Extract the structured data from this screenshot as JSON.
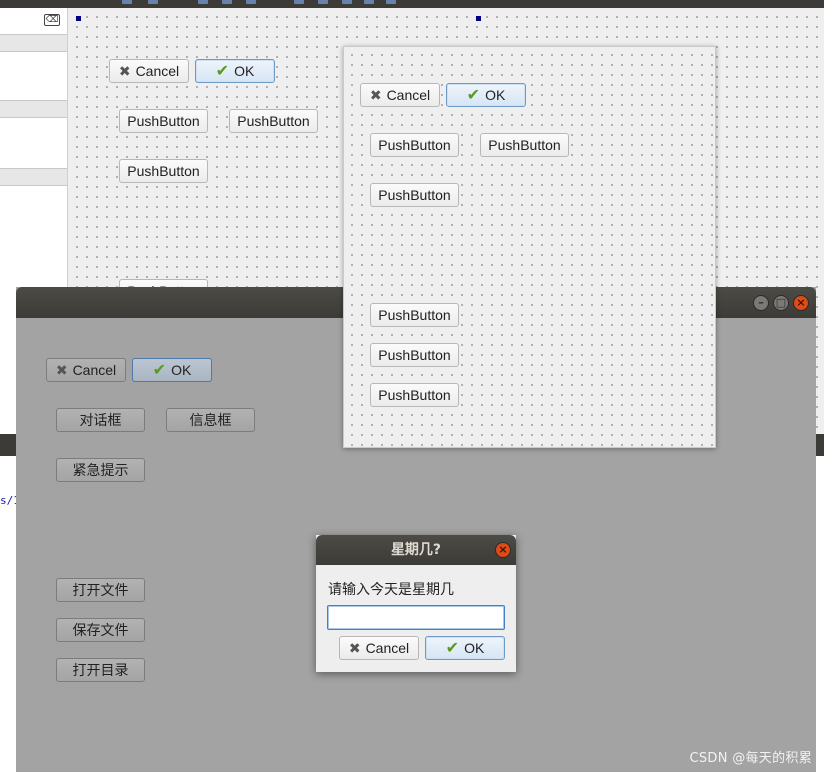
{
  "designer": {
    "clear_icon": "clear-filter-icon",
    "code_fragment": "s/1",
    "form": {
      "cancel_label": "Cancel",
      "ok_label": "OK",
      "push_label": "PushButton",
      "partial_label": "PushButton"
    }
  },
  "main_window": {
    "window_buttons": {
      "minimize": "–",
      "maximize": "□",
      "close": "×"
    },
    "cancel_label": "Cancel",
    "ok_label": "OK",
    "buttons": {
      "dialog": "对话框",
      "info": "信息框",
      "urgent": "紧急提示",
      "open_file": "打开文件",
      "save_file": "保存文件",
      "open_dir": "打开目录"
    }
  },
  "preview_form": {
    "cancel_label": "Cancel",
    "ok_label": "OK",
    "push_label": "PushButton"
  },
  "input_dialog": {
    "title": "星期几?",
    "prompt": "请输入今天是星期几",
    "input_value": "",
    "cancel_label": "Cancel",
    "ok_label": "OK"
  },
  "watermark": "CSDN @每天的积累",
  "colors": {
    "titlebar": "#3c3b37",
    "window_body": "#a3a3a3",
    "close_button": "#df4a16",
    "focus_border": "#3d83c9",
    "ok_check": "#5b9a1c"
  }
}
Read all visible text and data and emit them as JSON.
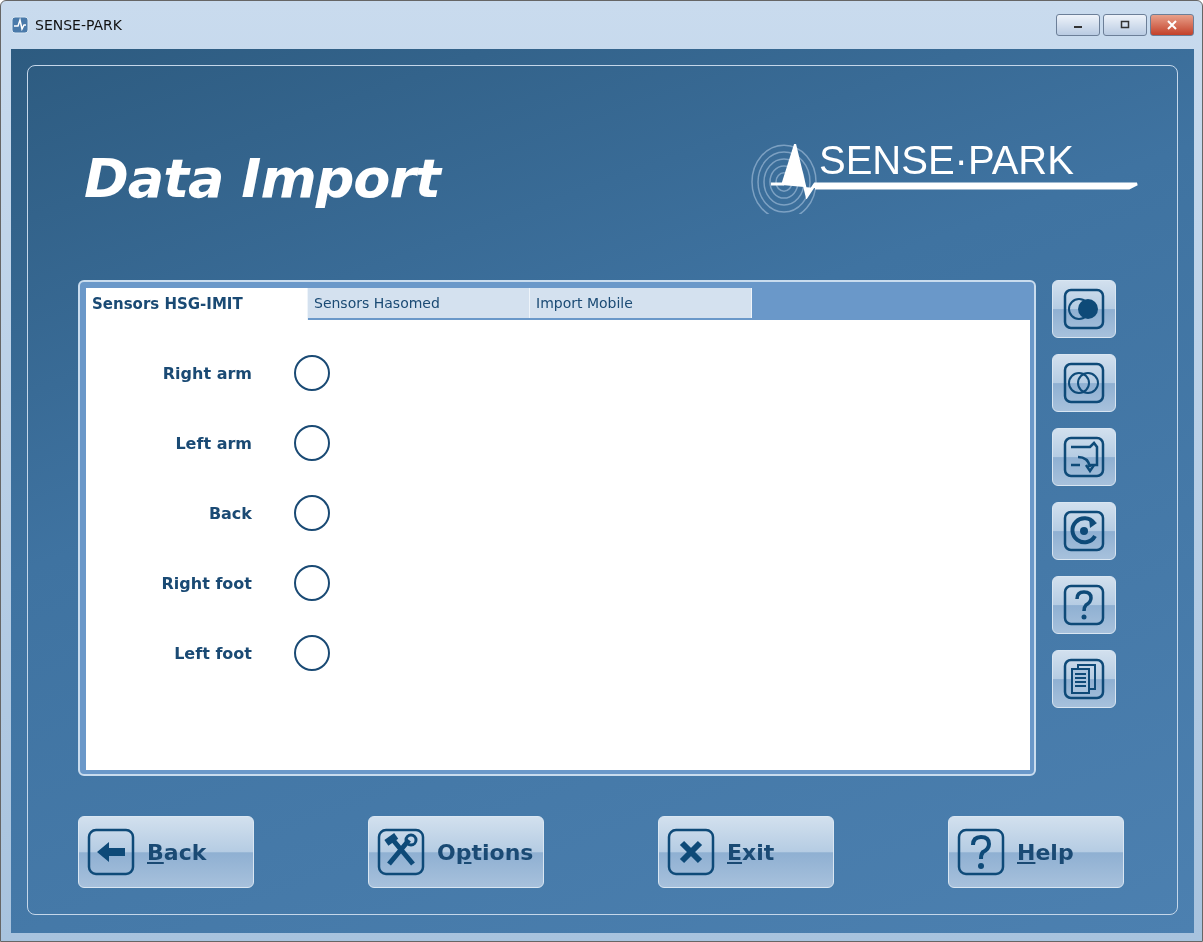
{
  "window": {
    "title": "SENSE-PARK"
  },
  "heading": "Data Import",
  "logo": {
    "text": "SENSE·PARK"
  },
  "tabs": [
    {
      "label": "Sensors HSG-IMIT",
      "selected": true
    },
    {
      "label": "Sensors Hasomed",
      "selected": false
    },
    {
      "label": "Import Mobile",
      "selected": false
    }
  ],
  "sensors": [
    {
      "name": "Right arm",
      "connected": false
    },
    {
      "name": "Left arm",
      "connected": false
    },
    {
      "name": "Back",
      "connected": false
    },
    {
      "name": "Right foot",
      "connected": false
    },
    {
      "name": "Left foot",
      "connected": false
    }
  ],
  "side_buttons": [
    {
      "kind": "circle-filled"
    },
    {
      "kind": "circle-outline"
    },
    {
      "kind": "import"
    },
    {
      "kind": "refresh"
    },
    {
      "kind": "help"
    },
    {
      "kind": "documents"
    }
  ],
  "buttons": [
    {
      "kind": "back",
      "key": "B",
      "after": "ack"
    },
    {
      "kind": "options",
      "before": "O",
      "key": "p",
      "after": "tions"
    },
    {
      "kind": "exit",
      "key": "E",
      "after": "xit"
    },
    {
      "kind": "help",
      "key": "H",
      "after": "elp"
    }
  ]
}
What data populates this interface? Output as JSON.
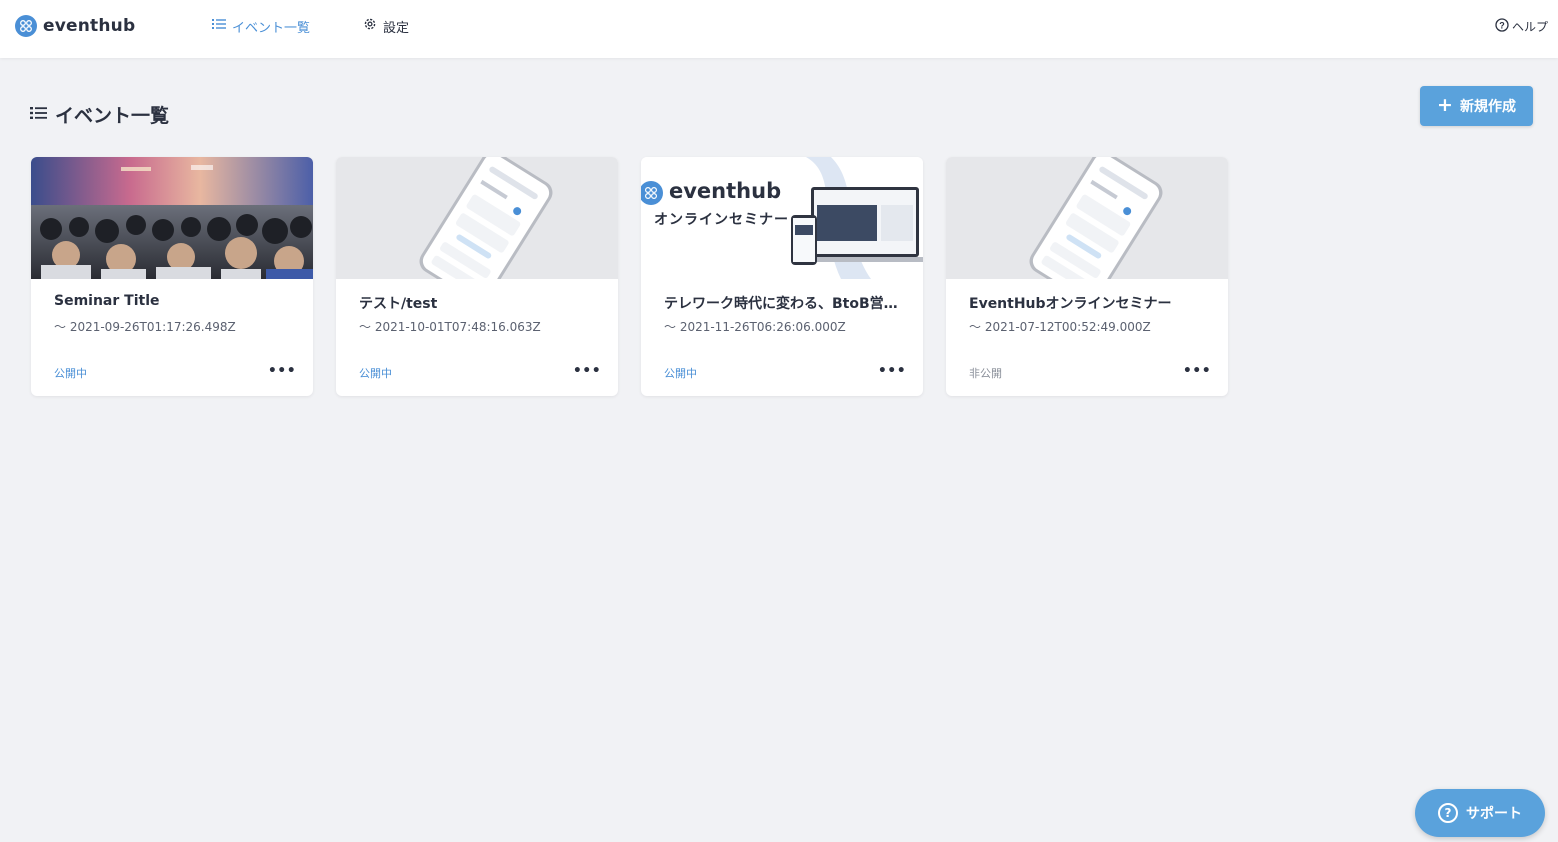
{
  "header": {
    "brand": "eventhub",
    "nav": {
      "events_label": "イベント一覧",
      "settings_label": "設定"
    },
    "help_label": "ヘルプ"
  },
  "page": {
    "title": "イベント一覧",
    "create_button_label": "新規作成"
  },
  "events": [
    {
      "title": "Seminar Title",
      "date": "〜 2021-09-26T01:17:26.498Z",
      "status": "公開中",
      "thumbnail": "seminar-audience-photo"
    },
    {
      "title": "テスト/test",
      "date": "〜 2021-10-01T07:48:16.063Z",
      "status": "公開中",
      "thumbnail": "phone-app-mockup"
    },
    {
      "title": "テレワーク時代に変わる、BtoB営…",
      "date": "〜 2021-11-26T06:26:06.000Z",
      "status": "公開中",
      "thumbnail": "eventhub-online-seminar-banner",
      "thumb_brand": "eventhub",
      "thumb_caption": "オンラインセミナー"
    },
    {
      "title": "EventHubオンラインセミナー",
      "date": "〜 2021-07-12T00:52:49.000Z",
      "status": "非公開",
      "thumbnail": "phone-app-mockup"
    }
  ],
  "more_glyph": "•••",
  "support_button_label": "サポート",
  "colors": {
    "accent": "#5aa2dc",
    "link": "#4a8fd6",
    "background": "#f1f2f5"
  }
}
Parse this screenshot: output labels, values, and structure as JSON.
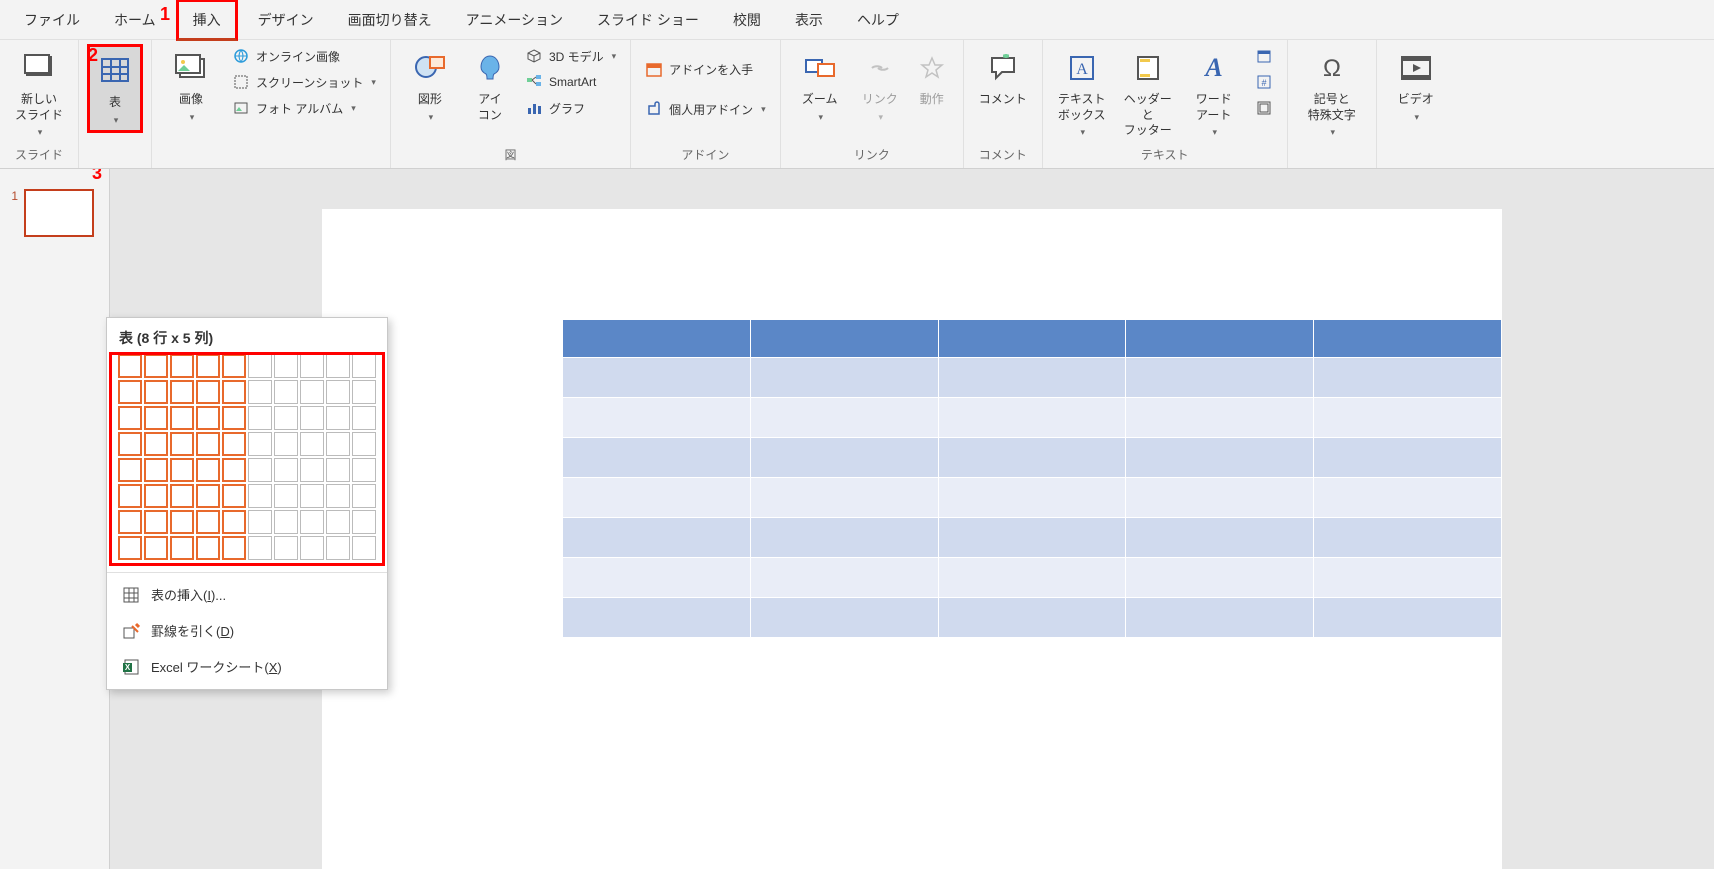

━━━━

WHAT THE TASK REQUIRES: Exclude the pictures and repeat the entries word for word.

PROBLEM SOLUTION:
Extract the structured data from this screenshot as JSON.
{
  "designer": {
    "clear_icon": "clear-filter-icon",
    "code_fragment": "s/1",
    "form": {
      "cancel_label": "Cancel",
      "ok_label": "OK",
      "push_label": "PushButton",
      "partial_label": "PushButton"
    }
  },
  "main_window": {
    "window_buttons": {
      "minimize": "–",
      "maximize": "□",
      "close": "×"
    },
    "cancel_label": "Cancel",
    "ok_label": "OK",
    "buttons": {
      "dialog": "对话框",
      "info": "信息框",
      "urgent": "紧急提示",
      "open_file": "打开文件",
      "save_file": "保存文件",
      "open_dir": "打开目录"
    }
  },
  "preview_form": {
    "cancel_label": "Cancel",
    "ok_label": "OK",
    "push_label": "PushButton"
  },
  "input_dialog": {
    "title": "星期几?",
    "prompt": "请输入今天是星期几",
    "input_value": "",
    "cancel_label": "Cancel",
    "ok_label": "OK"
  },
  "watermark": "CSDN @每天的积累",
  "colors": {
    "titlebar": "#3c3b37",
    "window_body": "#a3a3a3",
    "close_button": "#df4a16",
    "focus_border": "#3d83c9",
    "ok_check": "#5b9a1c"
  }
}
Read all visible text and data and emit them as JSON.
{
  "window": {
    "title": "SENSE-PARK"
  },
  "heading": "Data Import",
  "logo": {
    "text": "SENSE·PARK"
  },
  "tabs": [
    {
      "label": "Sensors HSG-IMIT",
      "selected": true
    },
    {
      "label": "Sensors Hasomed",
      "selected": false
    },
    {
      "label": "Import Mobile",
      "selected": false
    }
  ],
  "sensors": [
    {
      "name": "Right arm",
      "connected": false
    },
    {
      "name": "Left arm",
      "connected": false
    },
    {
      "name": "Back",
      "connected": false
    },
    {
      "name": "Right foot",
      "connected": false
    },
    {
      "name": "Left foot",
      "connected": false
    }
  ],
  "side_buttons": [
    {
      "kind": "circle-filled"
    },
    {
      "kind": "circle-outline"
    },
    {
      "kind": "import"
    },
    {
      "kind": "refresh"
    },
    {
      "kind": "help"
    },
    {
      "kind": "documents"
    }
  ],
  "buttons": [
    {
      "kind": "back",
      "key": "B",
      "after": "ack"
    },
    {
      "kind": "options",
      "before": "O",
      "key": "p",
      "after": "tions"
    },
    {
      "kind": "exit",
      "key": "E",
      "after": "xit"
    },
    {
      "kind": "help",
      "key": "H",
      "after": "elp"
    }
  ]
}
What data populates this interface? Output as JSON.
{
  "header": {
    "brand": "eventhub",
    "nav": {
      "events_label": "イベント一覧",
      "settings_label": "設定"
    },
    "help_label": "ヘルプ"
  },
  "page": {
    "title": "イベント一覧",
    "create_button_label": "新規作成"
  },
  "events": [
    {
      "title": "Seminar Title",
      "date": "〜 2021-09-26T01:17:26.498Z",
      "status": "公開中",
      "thumbnail": "seminar-audience-photo"
    },
    {
      "title": "テスト/test",
      "date": "〜 2021-10-01T07:48:16.063Z",
      "status": "公開中",
      "thumbnail": "phone-app-mockup"
    },
    {
      "title": "テレワーク時代に変わる、BtoB営…",
      "date": "〜 2021-11-26T06:26:06.000Z",
      "status": "公開中",
      "thumbnail": "eventhub-online-seminar-banner",
      "thumb_brand": "eventhub",
      "thumb_caption": "オンラインセミナー"
    },
    {
      "title": "EventHubオンラインセミナー",
      "date": "〜 2021-07-12T00:52:49.000Z",
      "status": "非公開",
      "thumbnail": "phone-app-mockup"
    }
  ],
  "more_glyph": "•••",
  "support_button_label": "サポート",
  "colors": {
    "accent": "#5aa2dc",
    "link": "#4a8fd6",
    "background": "#f1f2f5"
  }
}
Parse this screenshot: output labels, values, and structure as JSON.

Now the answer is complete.